## Action item:
Give the data below again, word for word.

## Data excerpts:
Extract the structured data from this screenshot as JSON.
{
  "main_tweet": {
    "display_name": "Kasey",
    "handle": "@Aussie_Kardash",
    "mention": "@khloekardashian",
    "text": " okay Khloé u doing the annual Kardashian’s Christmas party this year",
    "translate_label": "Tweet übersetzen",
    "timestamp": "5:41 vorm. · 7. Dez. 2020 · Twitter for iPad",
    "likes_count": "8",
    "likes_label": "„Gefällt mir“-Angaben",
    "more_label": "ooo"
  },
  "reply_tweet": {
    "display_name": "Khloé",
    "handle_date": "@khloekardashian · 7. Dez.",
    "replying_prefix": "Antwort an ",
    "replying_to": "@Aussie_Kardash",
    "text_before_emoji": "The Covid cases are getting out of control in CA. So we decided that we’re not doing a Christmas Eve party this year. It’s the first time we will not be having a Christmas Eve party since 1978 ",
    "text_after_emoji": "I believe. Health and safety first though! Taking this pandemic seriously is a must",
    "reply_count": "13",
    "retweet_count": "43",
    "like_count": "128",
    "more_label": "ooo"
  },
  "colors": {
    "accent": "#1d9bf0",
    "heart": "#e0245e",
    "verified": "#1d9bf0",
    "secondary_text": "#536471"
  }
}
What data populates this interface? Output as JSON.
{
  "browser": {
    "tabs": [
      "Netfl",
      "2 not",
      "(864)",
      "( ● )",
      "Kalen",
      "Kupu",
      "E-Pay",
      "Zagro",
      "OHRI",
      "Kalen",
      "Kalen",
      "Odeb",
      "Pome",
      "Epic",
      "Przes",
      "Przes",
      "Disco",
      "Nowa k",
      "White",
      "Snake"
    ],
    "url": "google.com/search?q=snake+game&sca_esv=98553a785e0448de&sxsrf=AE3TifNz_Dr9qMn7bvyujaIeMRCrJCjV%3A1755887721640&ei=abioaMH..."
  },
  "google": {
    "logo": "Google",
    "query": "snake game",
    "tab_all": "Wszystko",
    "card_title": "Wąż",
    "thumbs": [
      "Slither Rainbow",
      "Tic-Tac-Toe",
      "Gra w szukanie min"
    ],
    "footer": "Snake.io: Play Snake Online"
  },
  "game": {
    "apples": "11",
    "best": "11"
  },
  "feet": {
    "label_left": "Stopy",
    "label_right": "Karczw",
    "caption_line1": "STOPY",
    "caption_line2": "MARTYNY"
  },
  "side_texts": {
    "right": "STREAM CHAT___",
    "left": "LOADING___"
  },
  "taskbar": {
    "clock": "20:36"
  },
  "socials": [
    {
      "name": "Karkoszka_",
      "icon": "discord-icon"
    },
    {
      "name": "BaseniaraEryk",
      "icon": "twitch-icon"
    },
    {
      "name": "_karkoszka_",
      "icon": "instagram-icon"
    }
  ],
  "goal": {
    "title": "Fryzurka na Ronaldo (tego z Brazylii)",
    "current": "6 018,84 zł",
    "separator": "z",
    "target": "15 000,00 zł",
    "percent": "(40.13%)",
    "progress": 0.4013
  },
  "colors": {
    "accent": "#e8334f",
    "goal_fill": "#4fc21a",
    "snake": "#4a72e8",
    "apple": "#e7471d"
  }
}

## Output for this exercise:
Extract the structured data from this screenshot as JSON.
{
  "main_tweet": {
    "display_name": "Kasey",
    "handle": "@Aussie_Kardash",
    "mention": "@khloekardashian",
    "text": " okay Khloé u doing the annual Kardashian’s Christmas party this year",
    "translate_label": "Tweet übersetzen",
    "timestamp": "5:41 vorm. · 7. Dez. 2020 · Twitter for iPad",
    "likes_count": "8",
    "likes_label": "„Gefällt mir“-Angaben",
    "more_label": "ooo"
  },
  "reply_tweet": {
    "display_name": "Khloé",
    "handle_date": "@khloekardashian · 7. Dez.",
    "replying_prefix": "Antwort an ",
    "replying_to": "@Aussie_Kardash",
    "text_before_emoji": "The Covid cases are getting out of control in CA. So we decided that we’re not doing a Christmas Eve party this year. It’s the first time we will not be having a Christmas Eve party since 1978 ",
    "text_after_emoji": "I believe. Health and safety first though! Taking this pandemic seriously is a must",
    "reply_count": "13",
    "retweet_count": "43",
    "like_count": "128",
    "more_label": "ooo"
  },
  "colors": {
    "accent": "#1d9bf0",
    "heart": "#e0245e",
    "verified": "#1d9bf0",
    "secondary_text": "#536471"
  }
}
What data populates this interface? Output as JSON.
{
  "browser": {
    "tabs": [
      "Netfl",
      "2 not",
      "(864)",
      "( ● )",
      "Kalen",
      "Kupu",
      "E-Pay",
      "Zagro",
      "OHRI",
      "Kalen",
      "Kalen",
      "Odeb",
      "Pome",
      "Epic",
      "Przes",
      "Przes",
      "Disco",
      "Nowa k",
      "White",
      "Snake"
    ],
    "url": "google.com/search?q=snake+game&sca_esv=98553a785e0448de&sxsrf=AE3TifNz_Dr9qMn7bvyujaIeMRCrJCjV%3A1755887721640&ei=abioaMH..."
  },
  "google": {
    "logo": "Google",
    "query": "snake game",
    "tab_all": "Wszystko",
    "card_title": "Wąż",
    "thumbs": [
      "Slither Rainbow",
      "Tic-Tac-Toe",
      "Gra w szukanie min"
    ],
    "footer": "Snake.io: Play Snake Online"
  },
  "game": {
    "apples": "11",
    "best": "11"
  },
  "feet": {
    "label_left": "Stopy",
    "label_right": "Karczw",
    "caption_line1": "STOPY",
    "caption_line2": "MARTYNY"
  },
  "side_texts": {
    "right": "STREAM CHAT___",
    "left": "LOADING___"
  },
  "taskbar": {
    "clock": "20:36"
  },
  "socials": [
    {
      "name": "Karkoszka_",
      "icon": "discord-icon"
    },
    {
      "name": "BaseniaraEryk",
      "icon": "twitch-icon"
    },
    {
      "name": "_karkoszka_",
      "icon": "instagram-icon"
    }
  ],
  "goal": {
    "title": "Fryzurka na Ronaldo (tego z Brazylii)",
    "current": "6 018,84 zł",
    "separator": "z",
    "target": "15 000,00 zł",
    "percent": "(40.13%)",
    "progress": 0.4013
  },
  "colors": {
    "accent": "#e8334f",
    "goal_fill": "#4fc21a",
    "snake": "#4a72e8",
    "apple": "#e7471d"
  }
}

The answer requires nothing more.